With the apparent acceleration in economic growth this year, the search for excuses has also gotten underway. One way the more dour observers have tried to come to grips with faster GDP growth is to claim that housing activity is adding significantly to growth. Above is a table showing the annualized rate of change in real GDP and the contribution of housing to that rate change – both are rounded to the nearest tenth of a percent.

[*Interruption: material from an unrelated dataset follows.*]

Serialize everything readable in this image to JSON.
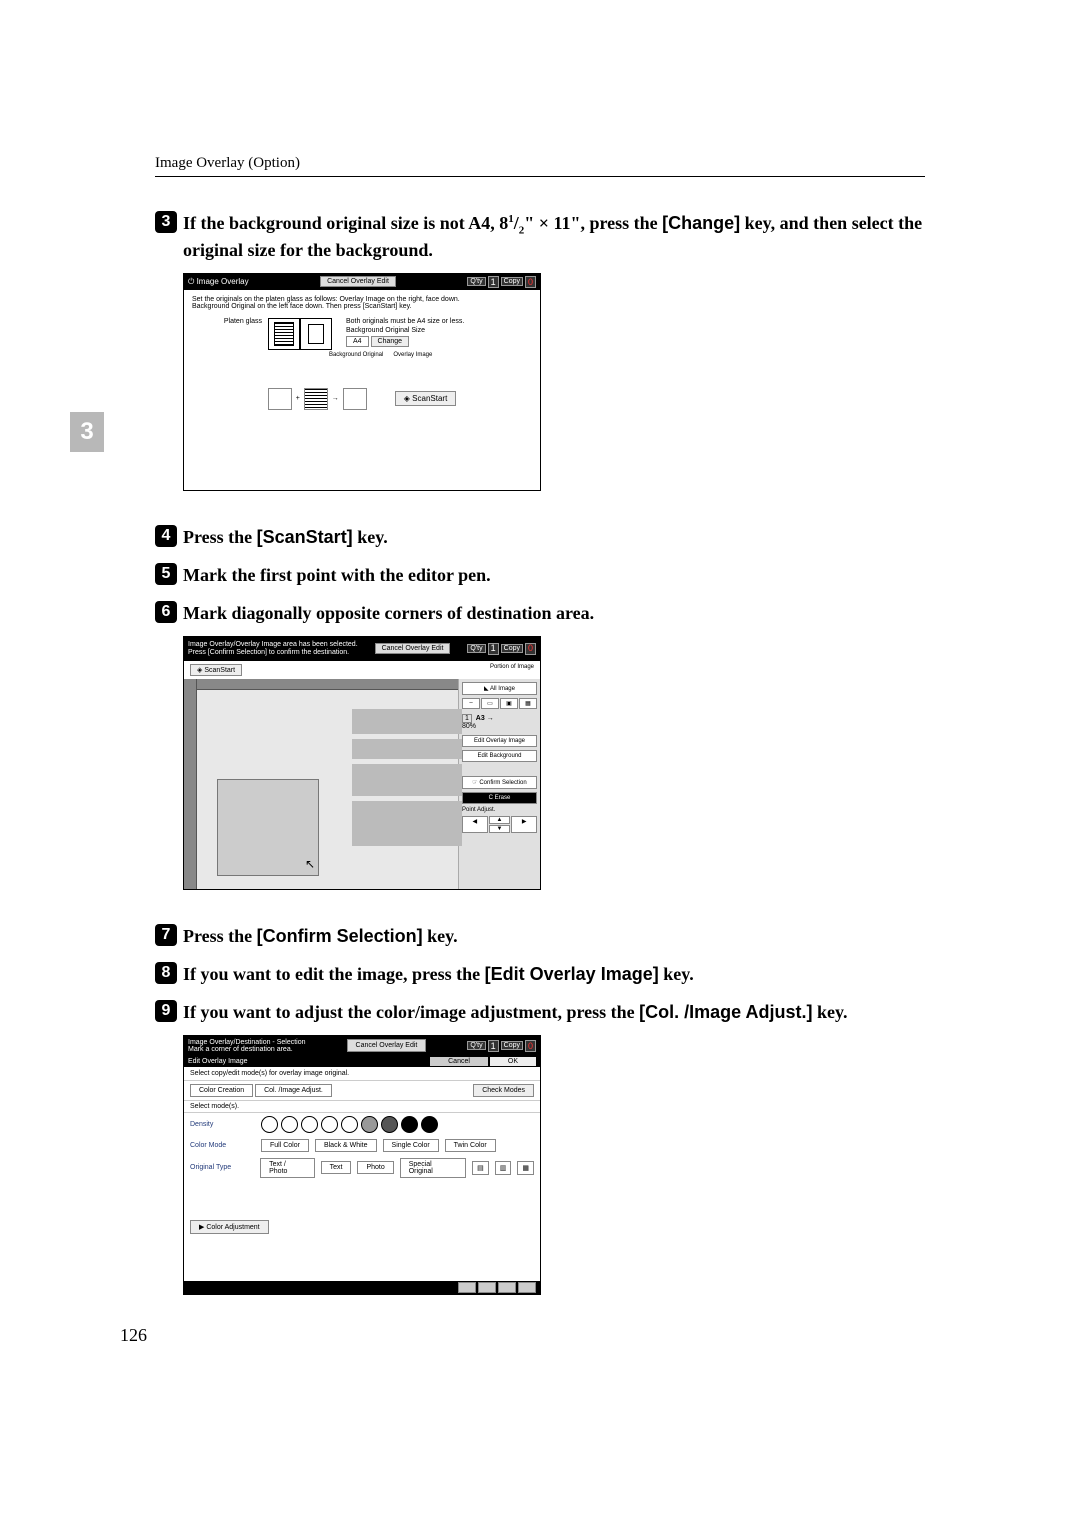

In the fourth quarter of 2012, housing accounted for roughly 100% of the increase in real GDP, but in Q1-2013, real GDP expanded at a 2.4% annualized growth rate and just 0.3% of that change was attributable to housing. Over the past eight quarters, real GDP has averaged 2.1% annualized growth and housing has attributed an average 0.25% per quarter. Without the growth in housing, real GDP would have expanded at an average annual rate of 1.88%. In other words, housing has added to growth, but it is far from the only thing that has been growing. It's the Plow Horse economy with, or without, housing.